> EXERCISE OBJECTIVE
For each line of the data below that contains "source", return that line.

> DATA SHOWN

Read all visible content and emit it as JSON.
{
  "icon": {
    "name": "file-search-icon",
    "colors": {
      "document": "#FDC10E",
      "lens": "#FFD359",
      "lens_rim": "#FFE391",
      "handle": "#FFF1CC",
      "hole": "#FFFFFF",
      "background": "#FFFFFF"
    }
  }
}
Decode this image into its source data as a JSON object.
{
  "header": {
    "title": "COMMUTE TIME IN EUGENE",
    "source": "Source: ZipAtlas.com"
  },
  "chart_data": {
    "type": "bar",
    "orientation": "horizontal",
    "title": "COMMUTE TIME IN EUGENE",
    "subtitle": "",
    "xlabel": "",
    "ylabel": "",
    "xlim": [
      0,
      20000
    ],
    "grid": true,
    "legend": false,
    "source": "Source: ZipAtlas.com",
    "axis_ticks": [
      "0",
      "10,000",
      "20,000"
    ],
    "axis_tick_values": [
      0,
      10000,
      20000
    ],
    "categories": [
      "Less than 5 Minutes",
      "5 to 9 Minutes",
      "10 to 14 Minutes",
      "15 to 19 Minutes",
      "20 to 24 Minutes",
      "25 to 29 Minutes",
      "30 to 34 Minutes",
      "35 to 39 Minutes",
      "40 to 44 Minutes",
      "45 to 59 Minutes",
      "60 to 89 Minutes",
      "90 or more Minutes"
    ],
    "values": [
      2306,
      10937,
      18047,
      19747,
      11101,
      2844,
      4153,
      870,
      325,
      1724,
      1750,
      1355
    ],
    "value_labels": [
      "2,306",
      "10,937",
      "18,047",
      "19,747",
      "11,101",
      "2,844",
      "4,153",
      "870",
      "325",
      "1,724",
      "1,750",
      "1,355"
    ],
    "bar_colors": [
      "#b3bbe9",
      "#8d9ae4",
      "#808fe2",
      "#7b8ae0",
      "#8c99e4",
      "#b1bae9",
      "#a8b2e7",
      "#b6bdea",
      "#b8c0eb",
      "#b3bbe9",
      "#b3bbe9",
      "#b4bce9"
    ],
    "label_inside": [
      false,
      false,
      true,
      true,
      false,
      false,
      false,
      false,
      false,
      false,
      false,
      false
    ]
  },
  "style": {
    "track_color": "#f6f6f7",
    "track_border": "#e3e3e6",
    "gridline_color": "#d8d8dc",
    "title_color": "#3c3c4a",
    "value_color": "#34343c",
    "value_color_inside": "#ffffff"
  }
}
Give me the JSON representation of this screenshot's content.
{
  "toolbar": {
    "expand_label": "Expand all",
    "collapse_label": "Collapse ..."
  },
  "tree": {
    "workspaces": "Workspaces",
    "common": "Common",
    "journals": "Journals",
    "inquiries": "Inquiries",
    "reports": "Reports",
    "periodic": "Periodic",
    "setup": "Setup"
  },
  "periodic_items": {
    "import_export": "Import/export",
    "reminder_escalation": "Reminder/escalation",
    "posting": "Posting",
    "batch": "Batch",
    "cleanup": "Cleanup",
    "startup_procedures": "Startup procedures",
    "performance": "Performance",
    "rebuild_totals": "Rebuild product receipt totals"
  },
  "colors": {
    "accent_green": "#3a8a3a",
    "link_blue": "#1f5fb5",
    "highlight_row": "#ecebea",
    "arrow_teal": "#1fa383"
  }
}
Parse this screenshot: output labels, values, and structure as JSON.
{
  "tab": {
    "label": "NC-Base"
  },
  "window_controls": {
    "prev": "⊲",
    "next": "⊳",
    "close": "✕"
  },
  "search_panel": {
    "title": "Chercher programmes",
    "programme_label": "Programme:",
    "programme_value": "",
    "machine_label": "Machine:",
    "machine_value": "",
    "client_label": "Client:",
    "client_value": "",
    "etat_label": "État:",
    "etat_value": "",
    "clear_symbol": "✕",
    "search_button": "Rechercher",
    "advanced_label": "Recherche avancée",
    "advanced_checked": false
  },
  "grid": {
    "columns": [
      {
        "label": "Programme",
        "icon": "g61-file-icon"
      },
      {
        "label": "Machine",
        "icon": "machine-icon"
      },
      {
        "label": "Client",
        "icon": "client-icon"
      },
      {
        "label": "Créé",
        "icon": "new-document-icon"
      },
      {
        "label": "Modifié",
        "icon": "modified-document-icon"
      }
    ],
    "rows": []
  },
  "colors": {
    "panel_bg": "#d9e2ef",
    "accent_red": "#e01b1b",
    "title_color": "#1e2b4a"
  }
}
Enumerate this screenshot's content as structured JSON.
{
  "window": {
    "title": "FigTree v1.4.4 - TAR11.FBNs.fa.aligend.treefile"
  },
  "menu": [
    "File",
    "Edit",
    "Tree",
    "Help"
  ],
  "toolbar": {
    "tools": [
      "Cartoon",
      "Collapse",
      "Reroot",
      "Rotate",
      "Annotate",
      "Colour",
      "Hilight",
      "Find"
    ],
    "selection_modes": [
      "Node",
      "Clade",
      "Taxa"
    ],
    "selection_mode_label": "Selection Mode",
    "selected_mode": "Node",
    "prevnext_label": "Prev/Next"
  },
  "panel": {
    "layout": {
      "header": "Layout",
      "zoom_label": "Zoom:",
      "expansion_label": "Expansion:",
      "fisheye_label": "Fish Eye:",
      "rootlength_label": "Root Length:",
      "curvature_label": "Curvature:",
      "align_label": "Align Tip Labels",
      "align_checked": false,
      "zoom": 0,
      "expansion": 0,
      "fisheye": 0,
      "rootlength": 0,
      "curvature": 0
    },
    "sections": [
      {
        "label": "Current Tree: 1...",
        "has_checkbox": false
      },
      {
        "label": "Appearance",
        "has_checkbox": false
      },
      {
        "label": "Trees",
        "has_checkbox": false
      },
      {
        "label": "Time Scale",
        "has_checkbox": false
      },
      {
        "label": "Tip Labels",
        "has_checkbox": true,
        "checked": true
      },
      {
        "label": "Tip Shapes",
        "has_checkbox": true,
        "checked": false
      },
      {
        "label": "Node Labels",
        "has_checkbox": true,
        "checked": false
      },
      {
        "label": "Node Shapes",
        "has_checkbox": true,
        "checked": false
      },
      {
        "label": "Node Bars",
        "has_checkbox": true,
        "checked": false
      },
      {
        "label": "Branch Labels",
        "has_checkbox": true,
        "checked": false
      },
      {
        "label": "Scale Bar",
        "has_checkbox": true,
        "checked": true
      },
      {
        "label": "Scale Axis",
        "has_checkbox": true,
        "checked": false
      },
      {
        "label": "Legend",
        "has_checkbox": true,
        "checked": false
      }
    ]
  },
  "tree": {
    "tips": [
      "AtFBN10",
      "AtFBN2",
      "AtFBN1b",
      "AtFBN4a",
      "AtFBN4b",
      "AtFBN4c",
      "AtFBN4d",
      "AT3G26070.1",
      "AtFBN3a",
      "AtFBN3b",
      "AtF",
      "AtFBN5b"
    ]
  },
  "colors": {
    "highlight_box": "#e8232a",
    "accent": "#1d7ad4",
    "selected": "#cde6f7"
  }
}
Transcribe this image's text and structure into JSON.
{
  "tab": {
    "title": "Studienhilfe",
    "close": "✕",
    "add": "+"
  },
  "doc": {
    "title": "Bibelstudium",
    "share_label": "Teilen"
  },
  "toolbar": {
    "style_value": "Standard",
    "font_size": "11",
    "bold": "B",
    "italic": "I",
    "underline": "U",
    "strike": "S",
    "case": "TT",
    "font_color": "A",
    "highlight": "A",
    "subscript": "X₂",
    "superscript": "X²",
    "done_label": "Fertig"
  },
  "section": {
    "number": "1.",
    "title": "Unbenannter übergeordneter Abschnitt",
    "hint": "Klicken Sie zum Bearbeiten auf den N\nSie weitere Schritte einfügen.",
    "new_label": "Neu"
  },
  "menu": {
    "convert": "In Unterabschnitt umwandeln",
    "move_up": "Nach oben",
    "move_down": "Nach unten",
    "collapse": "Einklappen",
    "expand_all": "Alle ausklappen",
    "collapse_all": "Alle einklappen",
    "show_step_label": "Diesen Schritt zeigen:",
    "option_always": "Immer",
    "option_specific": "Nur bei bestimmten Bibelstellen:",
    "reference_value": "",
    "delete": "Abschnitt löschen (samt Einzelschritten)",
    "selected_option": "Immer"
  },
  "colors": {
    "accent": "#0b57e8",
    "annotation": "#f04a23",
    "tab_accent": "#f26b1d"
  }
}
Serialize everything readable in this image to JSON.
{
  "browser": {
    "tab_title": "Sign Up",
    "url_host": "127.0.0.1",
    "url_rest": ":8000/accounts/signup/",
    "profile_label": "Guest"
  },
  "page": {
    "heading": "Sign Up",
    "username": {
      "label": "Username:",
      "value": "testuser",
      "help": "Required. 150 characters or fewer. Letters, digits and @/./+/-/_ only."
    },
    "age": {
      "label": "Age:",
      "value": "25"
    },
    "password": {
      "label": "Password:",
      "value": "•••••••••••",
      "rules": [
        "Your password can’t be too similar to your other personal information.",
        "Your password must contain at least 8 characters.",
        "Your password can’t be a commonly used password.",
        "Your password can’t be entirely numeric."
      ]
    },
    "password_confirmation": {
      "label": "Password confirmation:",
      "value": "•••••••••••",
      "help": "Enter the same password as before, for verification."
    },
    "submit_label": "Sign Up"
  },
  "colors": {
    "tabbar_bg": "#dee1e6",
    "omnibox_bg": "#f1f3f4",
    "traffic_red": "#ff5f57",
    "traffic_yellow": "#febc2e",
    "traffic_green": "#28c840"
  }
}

> ANSWER TO THIS EXERCISE
Decode this image into its source data as a JSON object.
    "source": "Source: ZipAtlas.com"
    "source": "Source: ZipAtlas.com",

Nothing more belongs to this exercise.